Whether it is the rising cost of natural gas or the environmentally destructive force of traditional wood furnaces, or the unstable dependency on electric units that has homeowners wanting to switch fuel sources, there are a number of pros and cons when it comes to propane furnaces.


In order to have a better understanding of the pros and cons associated with propane furnaces, it is important to know the different types. Propane furnaces come in three styles--central heating, wall units and combination heaters. Wall units are small and traditionally used in mobile homes and other small homes where space conservation is key or for single use applications, such as providing heat for a small garage perhaps. Central units are extremely efficient, often coming with a remote control that can power the unit from any location in the house. Combination heaters are relatively new to the market and are designed for not only heating the home, but also providing propane fuel to other appliances, such as water heaters and outdoor grills. Additionally, combination heaters use the excess heat from the water heating and cycles it throughout the house, helping eliminate any energy waste and are typically the size of standard water heaters.

Energy Efficiency

One positive aspect of propane furnaces is that they are more energy-efficient. Typically propane furnaces have a rating of 90 percent efficiency or higher, while other furnace types run at about 78 to 82 perfect efficiency. For a better understanding, consider the 100 percent efficiency that you would like your furnace to run. While the furnace is heating up and cooling down, typical furnaces will let roughly 20 percent of the heat escape through the exhaust. With propane furnaces, most are constructed with flappers similar to that of a chimney that will shut when the thermostat has reached its predetermined temperature, therefore conserving the heat and sending it throughout the house. Depending on the manufacturer, propane furnaces waste only 10 percent of heat, and when that waste is translated into dollars during the cold season, every percentage point saved is another dollar saved.


There are several pros and cons associated with the cost of replacing old propane furnaces. This is also where homeowners will need to hire a contractor. The contractor can help decide which type of propane furnace is needed, as well as inspect the home's internal piping to ensure that the pipes are propane compatible and have no leaks or other safety violations. In addition, propane tanks no longer need to be placed beside the home, which can lower the home's value. Tanks can now be buried underground for aesthetic and safety purposes. Prices for propane furnaces and propane fuel vary from location to location. While the initial cost and set up may be high, the yearly savings in energy conservation, as well as potential tax credits may make the switch more sensible. Propane furnaces also generally have lower maintenance costs and have a longer life than those of traditional furnaces.

Health and Safety
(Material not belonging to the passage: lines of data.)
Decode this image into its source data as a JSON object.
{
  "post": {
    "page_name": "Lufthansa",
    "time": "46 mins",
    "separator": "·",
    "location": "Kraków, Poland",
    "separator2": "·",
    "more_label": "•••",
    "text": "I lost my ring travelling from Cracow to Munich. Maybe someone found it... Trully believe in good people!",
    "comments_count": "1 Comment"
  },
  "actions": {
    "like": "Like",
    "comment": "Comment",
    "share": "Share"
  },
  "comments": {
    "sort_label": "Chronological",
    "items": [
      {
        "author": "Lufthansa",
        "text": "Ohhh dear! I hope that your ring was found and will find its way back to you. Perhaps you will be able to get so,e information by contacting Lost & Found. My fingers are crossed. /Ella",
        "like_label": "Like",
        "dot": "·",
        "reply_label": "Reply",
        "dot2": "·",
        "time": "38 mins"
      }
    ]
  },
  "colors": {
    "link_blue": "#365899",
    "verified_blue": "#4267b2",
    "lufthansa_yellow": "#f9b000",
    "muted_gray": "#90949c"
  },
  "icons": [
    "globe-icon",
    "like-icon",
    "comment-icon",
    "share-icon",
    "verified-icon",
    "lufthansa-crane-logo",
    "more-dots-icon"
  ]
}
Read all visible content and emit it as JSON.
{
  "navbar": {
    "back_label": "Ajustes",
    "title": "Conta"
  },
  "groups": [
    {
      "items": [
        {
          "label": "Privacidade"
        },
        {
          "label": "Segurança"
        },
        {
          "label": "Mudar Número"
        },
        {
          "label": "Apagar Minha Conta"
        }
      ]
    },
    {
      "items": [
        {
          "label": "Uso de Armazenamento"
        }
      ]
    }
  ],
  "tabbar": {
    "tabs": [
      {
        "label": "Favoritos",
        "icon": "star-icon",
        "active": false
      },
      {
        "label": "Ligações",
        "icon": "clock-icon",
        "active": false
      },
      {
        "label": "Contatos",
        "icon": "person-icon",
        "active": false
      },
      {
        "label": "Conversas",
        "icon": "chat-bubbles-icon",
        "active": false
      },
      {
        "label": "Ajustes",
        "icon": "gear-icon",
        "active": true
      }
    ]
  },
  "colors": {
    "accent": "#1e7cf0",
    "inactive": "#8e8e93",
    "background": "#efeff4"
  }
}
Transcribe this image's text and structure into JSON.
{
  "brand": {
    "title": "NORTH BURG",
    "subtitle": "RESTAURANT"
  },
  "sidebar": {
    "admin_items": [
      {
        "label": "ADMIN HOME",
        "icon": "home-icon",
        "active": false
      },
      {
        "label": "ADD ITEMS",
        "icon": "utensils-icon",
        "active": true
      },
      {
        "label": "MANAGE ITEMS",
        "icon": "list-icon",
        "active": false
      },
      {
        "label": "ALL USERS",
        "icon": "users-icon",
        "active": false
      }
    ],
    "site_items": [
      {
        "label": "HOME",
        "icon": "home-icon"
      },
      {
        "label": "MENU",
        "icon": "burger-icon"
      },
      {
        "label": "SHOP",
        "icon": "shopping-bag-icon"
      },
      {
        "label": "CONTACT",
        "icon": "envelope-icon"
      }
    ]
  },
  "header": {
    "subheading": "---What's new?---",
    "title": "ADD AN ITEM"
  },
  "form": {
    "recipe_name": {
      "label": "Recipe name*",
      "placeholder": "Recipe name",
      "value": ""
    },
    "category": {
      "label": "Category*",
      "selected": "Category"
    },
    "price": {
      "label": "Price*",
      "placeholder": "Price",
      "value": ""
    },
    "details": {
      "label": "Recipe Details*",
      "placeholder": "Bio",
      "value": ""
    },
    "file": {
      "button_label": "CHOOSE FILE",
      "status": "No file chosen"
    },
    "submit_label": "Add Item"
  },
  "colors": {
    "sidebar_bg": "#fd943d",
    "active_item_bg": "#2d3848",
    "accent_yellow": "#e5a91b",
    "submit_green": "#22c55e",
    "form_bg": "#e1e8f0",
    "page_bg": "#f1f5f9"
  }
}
Perhaps the most influential discussion in the pros and cons of propane furnaces are environmental and personal health and safety risks. Propane furnaces burn cleaner than fuel oil furnaces, omitting fumes as well as eliminating potential health risks for the homeowners. As with most furnaces, there are risks of fire hazards, which can be reduced by frequent inspections of fuel lines. Propane furnaces, unlike wood furnaces, do not have messy ashes to clean and also save trees and the environment.


Depending on the type of propane furnace purchased, the pros of having a propane furnace far outweigh the cons. Propane fuel lines can be used in a variety of methods, whether heating an entire house or a small space, such as garages or storage shed. With the fuel source so readily available, lines could run to other places of use, such as outdoor grills, or in the case of combination heaters, to heated pools or spas. As with any fuel source, the cons are of course running new lines, setting up the regulators and other system requirements, as well as hiring a contractor to ensure the safety and longevity for the new propane furnaces.